Problem to work on: With the records in front of you, set every one of them down exactly.

Task material:
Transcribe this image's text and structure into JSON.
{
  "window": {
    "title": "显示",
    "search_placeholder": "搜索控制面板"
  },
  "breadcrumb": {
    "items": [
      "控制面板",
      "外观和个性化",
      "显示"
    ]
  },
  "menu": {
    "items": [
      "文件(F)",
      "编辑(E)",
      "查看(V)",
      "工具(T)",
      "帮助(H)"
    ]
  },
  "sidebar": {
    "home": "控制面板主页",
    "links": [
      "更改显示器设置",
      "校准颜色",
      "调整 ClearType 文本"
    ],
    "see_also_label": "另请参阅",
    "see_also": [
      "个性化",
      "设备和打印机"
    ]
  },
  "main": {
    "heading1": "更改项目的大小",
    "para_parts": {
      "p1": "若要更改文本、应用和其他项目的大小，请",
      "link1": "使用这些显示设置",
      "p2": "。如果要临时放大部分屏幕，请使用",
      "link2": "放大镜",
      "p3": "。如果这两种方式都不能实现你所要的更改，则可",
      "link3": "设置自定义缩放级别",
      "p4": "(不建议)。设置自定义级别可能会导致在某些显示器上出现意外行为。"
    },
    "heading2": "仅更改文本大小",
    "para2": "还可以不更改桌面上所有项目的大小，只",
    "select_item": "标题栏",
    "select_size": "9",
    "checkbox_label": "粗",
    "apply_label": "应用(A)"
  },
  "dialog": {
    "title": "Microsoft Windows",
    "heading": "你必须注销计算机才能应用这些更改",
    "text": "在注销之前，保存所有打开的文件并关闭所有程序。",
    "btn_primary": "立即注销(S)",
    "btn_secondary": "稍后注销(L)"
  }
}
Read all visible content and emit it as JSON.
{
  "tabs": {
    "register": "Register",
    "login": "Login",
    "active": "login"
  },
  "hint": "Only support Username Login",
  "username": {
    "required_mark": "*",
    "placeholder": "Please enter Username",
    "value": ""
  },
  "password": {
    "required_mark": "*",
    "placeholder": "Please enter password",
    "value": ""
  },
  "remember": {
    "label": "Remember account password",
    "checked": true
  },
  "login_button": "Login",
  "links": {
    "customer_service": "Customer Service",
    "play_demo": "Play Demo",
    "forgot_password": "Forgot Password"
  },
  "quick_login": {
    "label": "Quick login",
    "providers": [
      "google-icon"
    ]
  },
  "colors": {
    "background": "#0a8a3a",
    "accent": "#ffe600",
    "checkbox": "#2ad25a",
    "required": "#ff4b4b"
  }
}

Answer for this exercise:
Transcribe this image's text and structure into JSON.
{
  "window": {
    "title": "显示",
    "search_placeholder": "搜索控制面板"
  },
  "breadcrumb": {
    "items": [
      "控制面板",
      "外观和个性化",
      "显示"
    ]
  },
  "menu": {
    "items": [
      "文件(F)",
      "编辑(E)",
      "查看(V)",
      "工具(T)",
      "帮助(H)"
    ]
  },
  "sidebar": {
    "home": "控制面板主页",
    "links": [
      "更改显示器设置",
      "校准颜色",
      "调整 ClearType 文本"
    ],
    "see_also_label": "另请参阅",
    "see_also": [
      "个性化",
      "设备和打印机"
    ]
  },
  "main": {
    "heading1": "更改项目的大小",
    "para_parts": {
      "p1": "若要更改文本、应用和其他项目的大小，请",
      "link1": "使用这些显示设置",
      "p2": "。如果要临时放大部分屏幕，请使用",
      "link2": "放大镜",
      "p3": "。如果这两种方式都不能实现你所要的更改，则可",
      "link3": "设置自定义缩放级别",
      "p4": "(不建议)。设置自定义级别可能会导致在某些显示器上出现意外行为。"
    },
    "heading2": "仅更改文本大小",
    "para2": "还可以不更改桌面上所有项目的大小，只",
    "select_item": "标题栏",
    "select_size": "9",
    "checkbox_label": "粗",
    "apply_label": "应用(A)"
  },
  "dialog": {
    "title": "Microsoft Windows",
    "heading": "你必须注销计算机才能应用这些更改",
    "text": "在注销之前，保存所有打开的文件并关闭所有程序。",
    "btn_primary": "立即注销(S)",
    "btn_secondary": "稍后注销(L)"
  }
}
Read all visible content and emit it as JSON.
{
  "tabs": {
    "register": "Register",
    "login": "Login",
    "active": "login"
  },
  "hint": "Only support Username Login",
  "username": {
    "required_mark": "*",
    "placeholder": "Please enter Username",
    "value": ""
  },
  "password": {
    "required_mark": "*",
    "placeholder": "Please enter password",
    "value": ""
  },
  "remember": {
    "label": "Remember account password",
    "checked": true
  },
  "login_button": "Login",
  "links": {
    "customer_service": "Customer Service",
    "play_demo": "Play Demo",
    "forgot_password": "Forgot Password"
  },
  "quick_login": {
    "label": "Quick login",
    "providers": [
      "google-icon"
    ]
  },
  "colors": {
    "background": "#0a8a3a",
    "accent": "#ffe600",
    "checkbox": "#2ad25a",
    "required": "#ff4b4b"
  }
}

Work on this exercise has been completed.